HC Deb 09 March 1970 vol 797 cc905-6
26. Mr. Bruce-Gardyne

asked the Secretary of State for Social Services what has been the total amount paid in supplementary benefit to the families of men involved in the recent industrial disputes at Ford Motors Limited; and what has been the total cost to public funds of additional work undertaken by his Department in connection with these payments.

Mr. O'Malley

Nothing was paid during the disputes, but about 900 payments of supplementary benefit, totalling nearly £7,500, were made to the men involved after the strike had ended to tide them over until they received wages. The total administrative and staff costs involved in making these payments are estimated to be £700.

Mr. Bruce-Gardyne

While the motor car industry workers are entitled to endanger their future employment by striking and so driving international companies to switch investment to countries which have better labour rela- tions than we have, does it make sense for the taxpayer to be obliged to subsidise this form of industrial masochism?

Mr. O'Malley

I know from what the hon. Gentleman has said previously that on this subject he is in a pre-Selsdon stage of development. If he is saying that the Government should not be prepared to help the families of men on strike I will give him the same answer now as I gave him some time ago.

Mr. Brooks
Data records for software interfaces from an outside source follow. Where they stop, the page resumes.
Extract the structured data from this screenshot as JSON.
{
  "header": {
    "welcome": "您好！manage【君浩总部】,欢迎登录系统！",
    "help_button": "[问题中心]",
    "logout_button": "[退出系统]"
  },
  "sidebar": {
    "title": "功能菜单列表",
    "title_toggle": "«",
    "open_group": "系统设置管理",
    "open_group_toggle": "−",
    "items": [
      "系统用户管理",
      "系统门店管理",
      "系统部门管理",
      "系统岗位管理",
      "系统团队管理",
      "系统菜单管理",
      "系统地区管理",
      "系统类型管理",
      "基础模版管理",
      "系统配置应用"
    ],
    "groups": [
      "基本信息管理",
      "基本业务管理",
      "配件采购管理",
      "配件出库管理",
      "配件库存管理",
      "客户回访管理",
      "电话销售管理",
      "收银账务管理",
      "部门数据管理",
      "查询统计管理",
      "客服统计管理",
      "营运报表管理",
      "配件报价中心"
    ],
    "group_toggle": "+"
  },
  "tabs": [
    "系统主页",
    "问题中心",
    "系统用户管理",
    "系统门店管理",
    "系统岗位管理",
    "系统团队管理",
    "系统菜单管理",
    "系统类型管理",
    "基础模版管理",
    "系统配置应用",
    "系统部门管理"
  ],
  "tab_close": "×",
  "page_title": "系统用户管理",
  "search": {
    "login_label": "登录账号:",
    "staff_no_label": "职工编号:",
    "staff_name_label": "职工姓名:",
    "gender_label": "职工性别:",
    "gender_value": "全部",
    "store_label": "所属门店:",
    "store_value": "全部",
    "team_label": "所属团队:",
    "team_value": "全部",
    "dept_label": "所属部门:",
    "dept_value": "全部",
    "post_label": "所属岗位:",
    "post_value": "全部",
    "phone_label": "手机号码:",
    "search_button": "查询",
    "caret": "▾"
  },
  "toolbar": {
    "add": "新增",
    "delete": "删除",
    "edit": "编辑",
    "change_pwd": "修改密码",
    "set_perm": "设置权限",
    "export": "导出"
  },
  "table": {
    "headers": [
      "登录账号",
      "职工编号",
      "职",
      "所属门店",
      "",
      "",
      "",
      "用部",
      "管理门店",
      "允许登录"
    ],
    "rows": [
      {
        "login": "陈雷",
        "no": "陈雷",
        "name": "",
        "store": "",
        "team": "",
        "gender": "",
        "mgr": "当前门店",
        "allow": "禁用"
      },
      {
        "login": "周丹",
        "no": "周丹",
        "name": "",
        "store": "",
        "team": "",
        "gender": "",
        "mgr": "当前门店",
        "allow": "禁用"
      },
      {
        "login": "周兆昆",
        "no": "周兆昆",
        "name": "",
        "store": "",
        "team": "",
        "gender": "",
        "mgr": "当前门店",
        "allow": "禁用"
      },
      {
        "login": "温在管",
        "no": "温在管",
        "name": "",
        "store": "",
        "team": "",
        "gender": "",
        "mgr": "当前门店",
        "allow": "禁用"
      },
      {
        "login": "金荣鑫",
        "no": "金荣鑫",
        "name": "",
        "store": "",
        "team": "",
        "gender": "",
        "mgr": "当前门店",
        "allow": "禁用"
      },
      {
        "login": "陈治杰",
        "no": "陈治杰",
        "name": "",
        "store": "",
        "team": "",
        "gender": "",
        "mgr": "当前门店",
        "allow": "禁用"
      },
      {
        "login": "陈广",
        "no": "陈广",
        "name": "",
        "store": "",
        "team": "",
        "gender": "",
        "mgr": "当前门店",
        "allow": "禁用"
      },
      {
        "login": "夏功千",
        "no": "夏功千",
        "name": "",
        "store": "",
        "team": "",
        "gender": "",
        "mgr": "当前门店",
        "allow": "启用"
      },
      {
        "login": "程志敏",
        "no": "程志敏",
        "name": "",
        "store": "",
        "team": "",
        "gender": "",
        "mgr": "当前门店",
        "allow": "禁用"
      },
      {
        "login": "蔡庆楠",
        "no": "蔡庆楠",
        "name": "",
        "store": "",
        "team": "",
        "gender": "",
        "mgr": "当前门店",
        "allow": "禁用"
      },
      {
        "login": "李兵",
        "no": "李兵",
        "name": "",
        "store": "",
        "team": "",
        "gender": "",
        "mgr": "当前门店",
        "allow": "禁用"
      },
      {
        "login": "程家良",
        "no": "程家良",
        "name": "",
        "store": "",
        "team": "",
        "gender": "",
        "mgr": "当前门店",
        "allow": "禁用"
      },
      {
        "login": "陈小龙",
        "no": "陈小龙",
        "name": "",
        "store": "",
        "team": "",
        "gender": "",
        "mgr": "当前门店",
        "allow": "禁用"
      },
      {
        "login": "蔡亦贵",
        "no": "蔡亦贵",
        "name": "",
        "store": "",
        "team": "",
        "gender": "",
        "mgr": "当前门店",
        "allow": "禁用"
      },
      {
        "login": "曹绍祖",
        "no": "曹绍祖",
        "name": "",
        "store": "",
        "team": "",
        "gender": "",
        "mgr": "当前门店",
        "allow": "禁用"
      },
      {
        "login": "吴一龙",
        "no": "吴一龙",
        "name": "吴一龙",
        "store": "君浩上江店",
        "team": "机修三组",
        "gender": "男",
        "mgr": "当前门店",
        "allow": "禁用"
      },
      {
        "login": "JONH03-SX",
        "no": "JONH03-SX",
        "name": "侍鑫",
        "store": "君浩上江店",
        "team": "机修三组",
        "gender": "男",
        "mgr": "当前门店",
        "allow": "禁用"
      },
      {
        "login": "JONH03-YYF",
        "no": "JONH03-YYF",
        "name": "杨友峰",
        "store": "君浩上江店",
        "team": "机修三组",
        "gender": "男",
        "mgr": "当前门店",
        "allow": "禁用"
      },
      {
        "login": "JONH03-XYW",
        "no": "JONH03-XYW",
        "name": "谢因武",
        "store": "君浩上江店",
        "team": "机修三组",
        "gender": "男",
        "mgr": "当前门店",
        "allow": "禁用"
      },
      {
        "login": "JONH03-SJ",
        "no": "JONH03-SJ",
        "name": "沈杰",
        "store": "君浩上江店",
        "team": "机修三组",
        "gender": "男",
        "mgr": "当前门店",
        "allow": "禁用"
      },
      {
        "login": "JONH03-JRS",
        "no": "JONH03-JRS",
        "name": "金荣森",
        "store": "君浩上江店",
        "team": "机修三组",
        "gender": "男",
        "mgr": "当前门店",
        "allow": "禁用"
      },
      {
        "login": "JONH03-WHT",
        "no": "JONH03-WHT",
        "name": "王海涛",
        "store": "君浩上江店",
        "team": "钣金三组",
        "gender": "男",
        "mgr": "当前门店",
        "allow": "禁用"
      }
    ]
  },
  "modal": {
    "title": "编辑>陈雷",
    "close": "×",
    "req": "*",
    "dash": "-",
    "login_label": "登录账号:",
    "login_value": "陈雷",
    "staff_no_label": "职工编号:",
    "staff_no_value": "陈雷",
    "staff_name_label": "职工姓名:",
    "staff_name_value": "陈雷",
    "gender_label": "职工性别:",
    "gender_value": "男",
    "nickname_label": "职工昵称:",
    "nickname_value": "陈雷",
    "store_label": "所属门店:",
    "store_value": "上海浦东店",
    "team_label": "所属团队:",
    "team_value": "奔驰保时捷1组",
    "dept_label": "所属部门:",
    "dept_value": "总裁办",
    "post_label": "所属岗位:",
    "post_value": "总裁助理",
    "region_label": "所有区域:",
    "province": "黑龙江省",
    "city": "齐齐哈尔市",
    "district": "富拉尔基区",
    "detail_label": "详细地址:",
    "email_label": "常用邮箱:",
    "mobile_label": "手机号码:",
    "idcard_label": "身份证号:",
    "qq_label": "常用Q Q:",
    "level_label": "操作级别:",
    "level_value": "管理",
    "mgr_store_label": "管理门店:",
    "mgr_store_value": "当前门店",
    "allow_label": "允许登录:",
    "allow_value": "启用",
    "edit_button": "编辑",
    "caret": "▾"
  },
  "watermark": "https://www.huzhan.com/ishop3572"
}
Would my hon. Friend bear in mind that there are always two sides to every dispute, as there are indeed to this one? If it is logical to argue that supplementary benefits should not be paid to men involved in a dispute, is is not equally illogical to pay regional employment premiums to firms involved in a dispute?

Mr. O'Malley

I would add something which the hon. Gentleman apparently has not noticed, that Clause 110 of the Bill which is now under consideration in Committee restricts the amount of payments of which he complains.